  • We were told that the social worker would need about 4-6 weeks to complete our report. She got it back to us in 48 hours. And she somehow turned our unflattering teen years and rambling answers into a well-written testimony of God's grace in our lives. Let me tell you - we should not be where we are today. But that's another post. Let me just say - God is good.
His hand print is all over this adoption. I don't believe in luck. I don't believe in chance. I believe in providence. And I can't wait to share with our daughter how God flung open doors to bring her home.

Thursday, September 6, 2012

the gift that keeps on giving...

Remember that nasty Hand, Foot and Mouth Disease my boys had in July? Well I tell you what - it is the gift that just keeps on giving. First a fever. Then blisters. Then the blisters popped and scabbed over. Then parts of the skin on their hands and feet peeled off in big, thick chunks. And now - their fingernails and toenails are coming off. I kid you not. They are coming off. It starts at the base of the nail and just pulls away from the skin. We're hoping they won't lose them all - but at this point the majority are headed that way. I had a little chat with our doctor and she says this is one of the more severe symptoms of this disease. Apparently a really bad case went around this year and we just happened to get it -- in ALL its glory.

I guess I should be thankful my boys are not nose-pickers. How on earth would they function with no fingernails??

Tuesday, September 4, 2012

not-back-to-school day

We had our annual *not* back to school celebration today. It looked a little something like this:
Lynden Park.
Picnic Lunch.
Lynden Library.
It was a very fun way to spend the day. And we even got school pictures taken - so not entirely unproductive. But almost.  :-)

Monday, September 3, 2012

labor day

We have some wonderful neighbors, Ryan and Heather, who make a special effort to get everyone on our street together a few times a year. Today they planned for us to go up to our neighborhood school (which starts tomorrow) and do some work on the grounds. We spoke with the janitor last week and he was overwhelmed with all that needed to be done. So it was great that we could help out.

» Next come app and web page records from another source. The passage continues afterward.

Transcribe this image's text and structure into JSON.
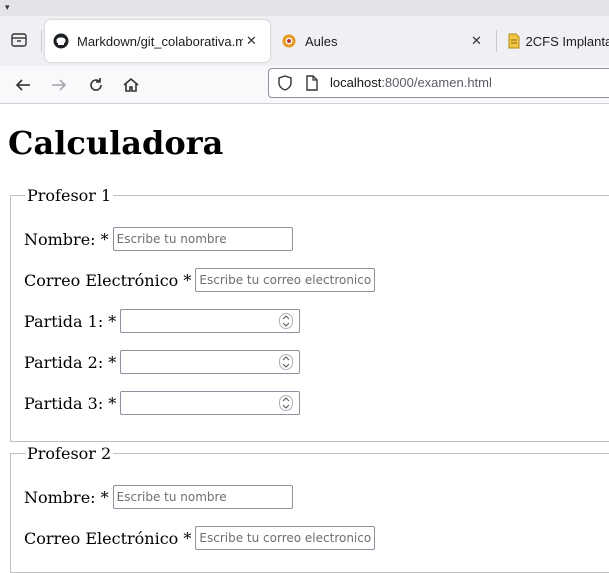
{
  "browser": {
    "tabs": [
      {
        "title": "Markdown/git_colaborativa.m",
        "close": "✕",
        "icon": "github-icon"
      },
      {
        "title": "Aules",
        "close": "✕",
        "icon": "aules-icon"
      },
      {
        "title": "2CFS Implantac",
        "icon": "document-icon"
      }
    ],
    "url": {
      "host": "localhost",
      "rest": ":8000/examen.html"
    }
  },
  "page": {
    "title": "Calculadora",
    "profesores": [
      {
        "legend": "Profesor 1",
        "nombre_label": "Nombre: *",
        "nombre_placeholder": "Escribe tu nombre",
        "correo_label": "Correo Electrónico *",
        "correo_placeholder": "Escribe tu correo electronico",
        "partida1_label": "Partida 1: *",
        "partida2_label": "Partida 2: *",
        "partida3_label": "Partida 3: *"
      },
      {
        "legend": "Profesor 2",
        "nombre_label": "Nombre: *",
        "nombre_placeholder": "Escribe tu nombre",
        "correo_label": "Correo Electrónico *",
        "correo_placeholder": "Escribe tu correo electronico"
      }
    ]
  }
}
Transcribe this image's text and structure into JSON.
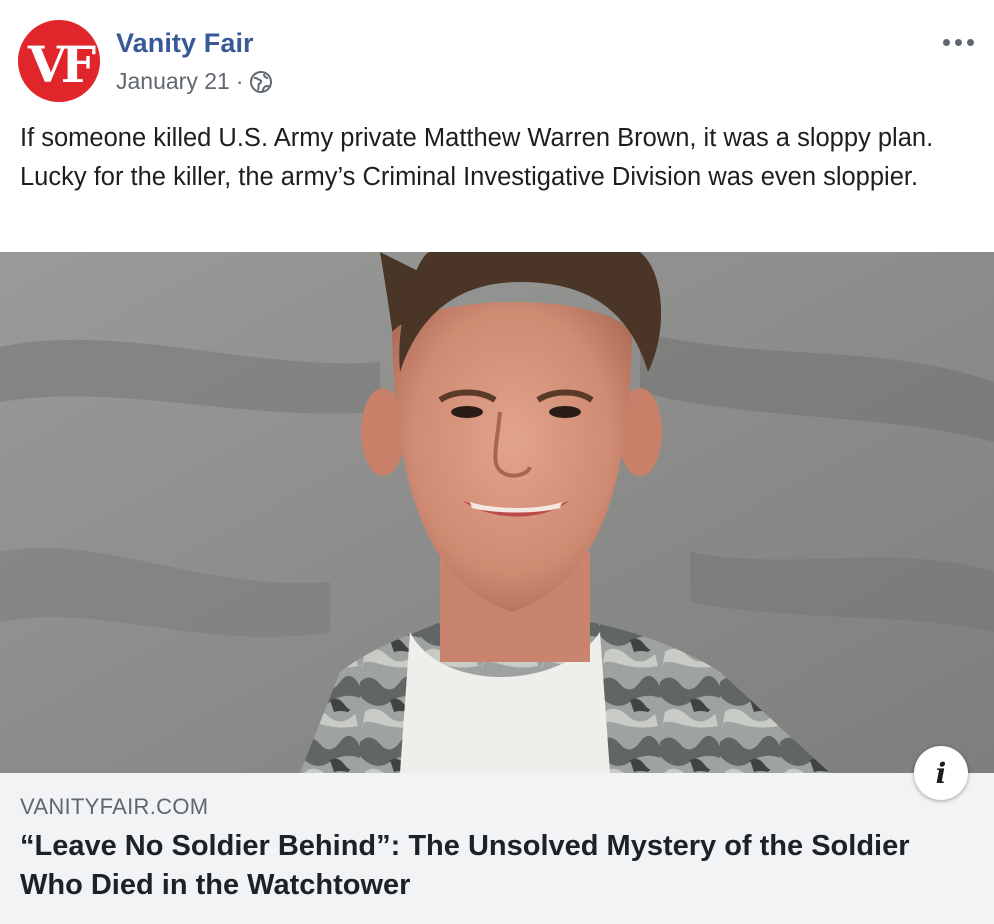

After the work was done, we headed back to Ryan and Heather's for a BBQ.

What a great way to spend Labor Day! Working hard. Building community. Lending a helping hand. Hopefully we've started an annual tradition.


Pretty cool how much work 16 adults and 21 kids can do in just under two hours!